▸ **EXERCISE INSTRUCTIONS**
Tally every line in the following material that has the word "face" in it, and answer with that figure alone.
· · ·
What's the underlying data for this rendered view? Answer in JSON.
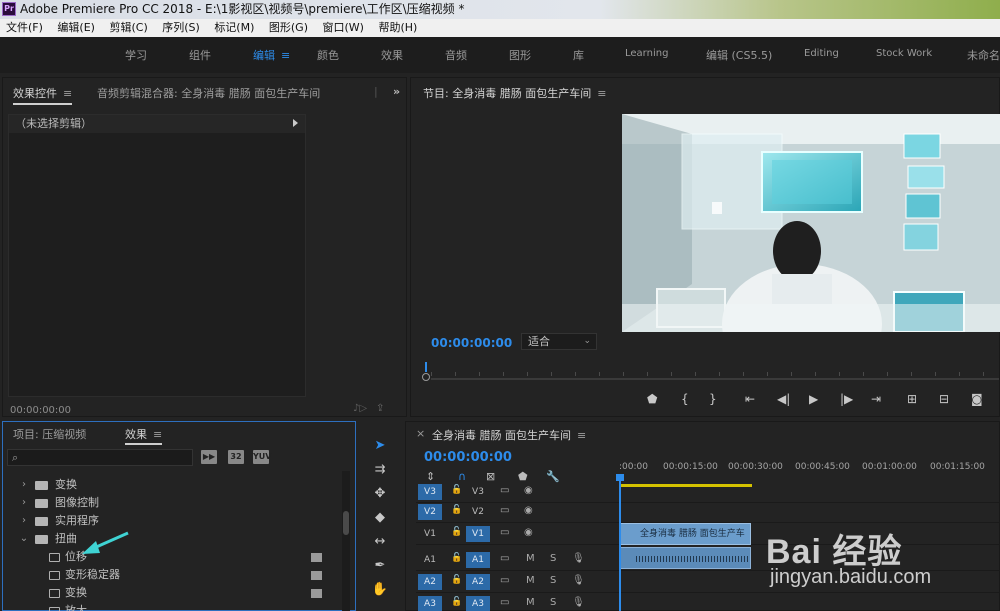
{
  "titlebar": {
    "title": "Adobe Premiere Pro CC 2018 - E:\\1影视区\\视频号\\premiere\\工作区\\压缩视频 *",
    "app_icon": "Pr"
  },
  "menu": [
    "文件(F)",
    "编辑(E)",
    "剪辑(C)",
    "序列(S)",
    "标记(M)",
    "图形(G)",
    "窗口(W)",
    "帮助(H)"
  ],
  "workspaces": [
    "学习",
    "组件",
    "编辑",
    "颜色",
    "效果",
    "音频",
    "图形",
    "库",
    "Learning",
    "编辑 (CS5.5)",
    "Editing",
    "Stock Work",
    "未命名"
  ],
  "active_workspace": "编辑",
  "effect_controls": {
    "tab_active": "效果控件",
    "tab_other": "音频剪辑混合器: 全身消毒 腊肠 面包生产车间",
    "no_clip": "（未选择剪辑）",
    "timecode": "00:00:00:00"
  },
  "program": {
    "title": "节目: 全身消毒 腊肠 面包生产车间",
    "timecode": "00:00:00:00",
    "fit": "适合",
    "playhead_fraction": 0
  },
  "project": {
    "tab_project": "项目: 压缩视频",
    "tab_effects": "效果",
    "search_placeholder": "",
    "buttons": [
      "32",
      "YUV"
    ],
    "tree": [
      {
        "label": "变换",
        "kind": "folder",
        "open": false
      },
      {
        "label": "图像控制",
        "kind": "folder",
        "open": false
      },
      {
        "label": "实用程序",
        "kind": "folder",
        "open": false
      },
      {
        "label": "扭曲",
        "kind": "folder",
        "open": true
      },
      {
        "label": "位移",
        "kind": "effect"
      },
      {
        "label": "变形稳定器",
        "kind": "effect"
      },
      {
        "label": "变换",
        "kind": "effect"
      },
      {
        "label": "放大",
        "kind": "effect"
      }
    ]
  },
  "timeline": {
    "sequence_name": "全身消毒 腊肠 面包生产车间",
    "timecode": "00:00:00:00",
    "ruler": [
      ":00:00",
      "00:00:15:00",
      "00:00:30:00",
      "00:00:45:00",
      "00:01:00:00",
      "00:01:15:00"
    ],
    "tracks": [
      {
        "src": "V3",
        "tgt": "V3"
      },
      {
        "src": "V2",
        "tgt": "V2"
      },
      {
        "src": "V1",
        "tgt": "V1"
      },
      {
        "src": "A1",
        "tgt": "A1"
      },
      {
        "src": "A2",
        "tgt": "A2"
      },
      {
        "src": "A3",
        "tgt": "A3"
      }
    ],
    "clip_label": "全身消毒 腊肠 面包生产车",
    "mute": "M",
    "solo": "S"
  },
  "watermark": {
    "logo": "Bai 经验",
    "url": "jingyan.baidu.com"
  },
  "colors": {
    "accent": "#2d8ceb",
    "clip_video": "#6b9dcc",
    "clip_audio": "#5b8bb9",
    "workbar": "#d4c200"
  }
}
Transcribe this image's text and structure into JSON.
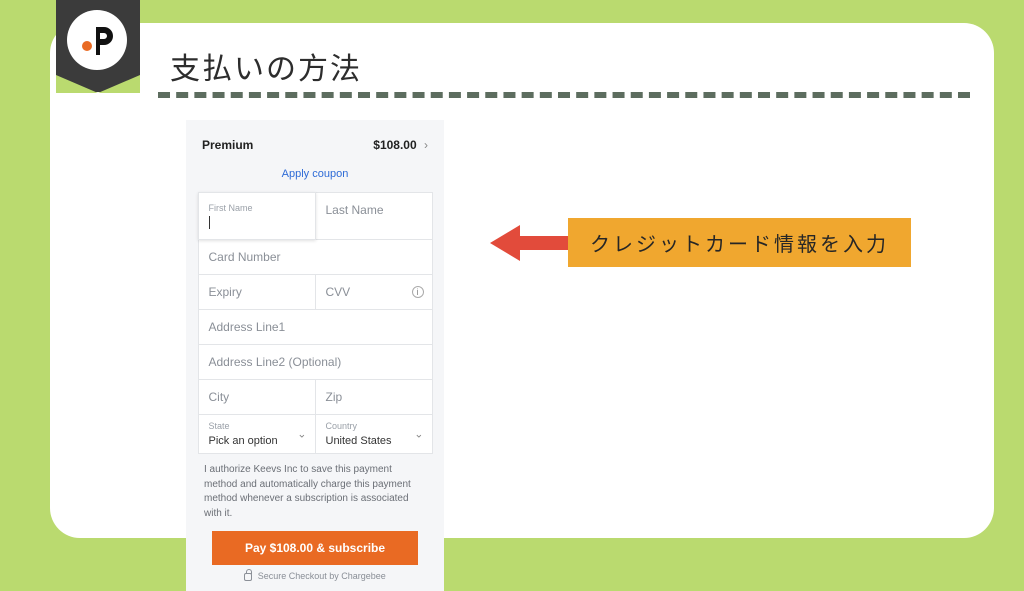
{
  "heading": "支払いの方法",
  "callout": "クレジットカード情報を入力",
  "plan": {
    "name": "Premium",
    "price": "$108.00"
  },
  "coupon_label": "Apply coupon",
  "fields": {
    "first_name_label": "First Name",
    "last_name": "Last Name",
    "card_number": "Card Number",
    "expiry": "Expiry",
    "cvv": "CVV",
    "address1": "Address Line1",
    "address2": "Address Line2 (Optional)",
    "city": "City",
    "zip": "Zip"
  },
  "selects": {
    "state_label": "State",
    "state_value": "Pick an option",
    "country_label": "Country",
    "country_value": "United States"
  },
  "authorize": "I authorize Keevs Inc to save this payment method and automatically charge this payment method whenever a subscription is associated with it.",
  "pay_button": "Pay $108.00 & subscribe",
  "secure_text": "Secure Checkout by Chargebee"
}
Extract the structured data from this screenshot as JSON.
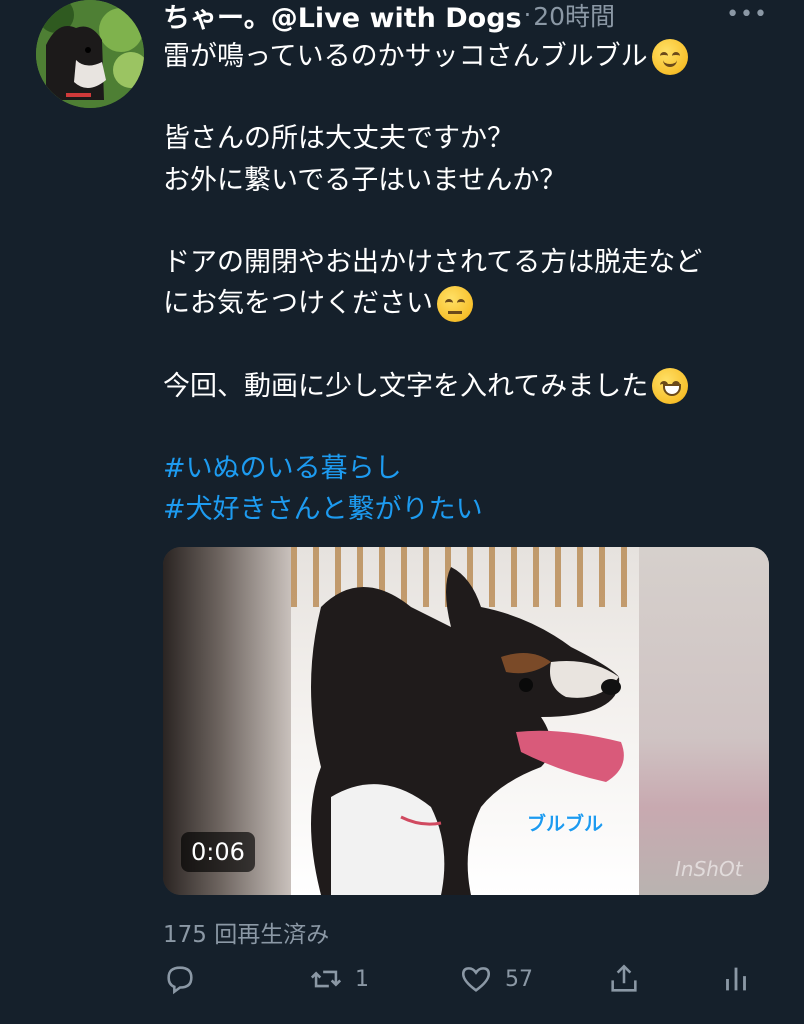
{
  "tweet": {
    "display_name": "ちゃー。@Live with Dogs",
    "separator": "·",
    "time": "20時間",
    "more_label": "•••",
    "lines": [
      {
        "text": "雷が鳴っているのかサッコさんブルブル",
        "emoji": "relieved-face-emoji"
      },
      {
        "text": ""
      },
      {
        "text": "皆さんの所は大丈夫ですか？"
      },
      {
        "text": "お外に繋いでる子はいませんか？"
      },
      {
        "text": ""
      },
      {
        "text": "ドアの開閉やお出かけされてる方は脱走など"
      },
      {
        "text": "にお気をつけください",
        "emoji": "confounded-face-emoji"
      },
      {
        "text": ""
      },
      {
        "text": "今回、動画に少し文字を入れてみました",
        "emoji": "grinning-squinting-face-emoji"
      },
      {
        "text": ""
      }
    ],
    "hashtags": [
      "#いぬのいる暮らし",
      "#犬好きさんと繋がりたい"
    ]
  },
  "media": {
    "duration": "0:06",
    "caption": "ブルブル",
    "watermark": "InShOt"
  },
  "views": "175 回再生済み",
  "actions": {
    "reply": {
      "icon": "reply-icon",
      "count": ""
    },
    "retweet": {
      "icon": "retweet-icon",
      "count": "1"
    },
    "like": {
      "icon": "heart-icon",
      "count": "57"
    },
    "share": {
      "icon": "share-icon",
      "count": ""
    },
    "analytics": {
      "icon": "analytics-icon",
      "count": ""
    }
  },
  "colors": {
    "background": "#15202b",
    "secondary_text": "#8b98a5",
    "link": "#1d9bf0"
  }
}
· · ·
▸ **RESULT**
3